### Work order
Please return every line of the records that contains the word "text".

### Extracted entries

[Start of section]

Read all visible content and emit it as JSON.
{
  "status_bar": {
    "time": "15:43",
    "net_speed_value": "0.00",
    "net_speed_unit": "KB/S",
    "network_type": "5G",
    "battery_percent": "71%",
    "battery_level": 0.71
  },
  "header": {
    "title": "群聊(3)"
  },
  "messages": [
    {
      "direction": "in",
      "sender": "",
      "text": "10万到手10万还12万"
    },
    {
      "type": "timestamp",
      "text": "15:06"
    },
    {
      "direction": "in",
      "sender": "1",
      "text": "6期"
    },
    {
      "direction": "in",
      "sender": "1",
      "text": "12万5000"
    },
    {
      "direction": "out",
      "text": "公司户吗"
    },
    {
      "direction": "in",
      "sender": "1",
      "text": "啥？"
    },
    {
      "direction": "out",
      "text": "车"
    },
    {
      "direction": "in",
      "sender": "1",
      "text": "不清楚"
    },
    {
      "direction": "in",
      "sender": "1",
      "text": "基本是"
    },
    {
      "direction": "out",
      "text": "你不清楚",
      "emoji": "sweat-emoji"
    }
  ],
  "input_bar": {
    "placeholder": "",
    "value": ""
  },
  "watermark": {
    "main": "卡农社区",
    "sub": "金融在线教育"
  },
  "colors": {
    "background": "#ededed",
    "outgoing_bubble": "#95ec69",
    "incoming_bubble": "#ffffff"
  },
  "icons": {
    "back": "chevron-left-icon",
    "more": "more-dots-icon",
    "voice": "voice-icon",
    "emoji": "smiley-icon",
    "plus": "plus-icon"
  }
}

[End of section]

### Exercise answer
      "text": "10万到手10万还12万"
      "text": "15:06"
      "text": "6期"
      "text": "12万5000"
      "text": "公司户吗"
      "text": "啥？"
      "text": "车"
      "text": "不清楚"
      "text": "基本是"
      "text": "你不清楚",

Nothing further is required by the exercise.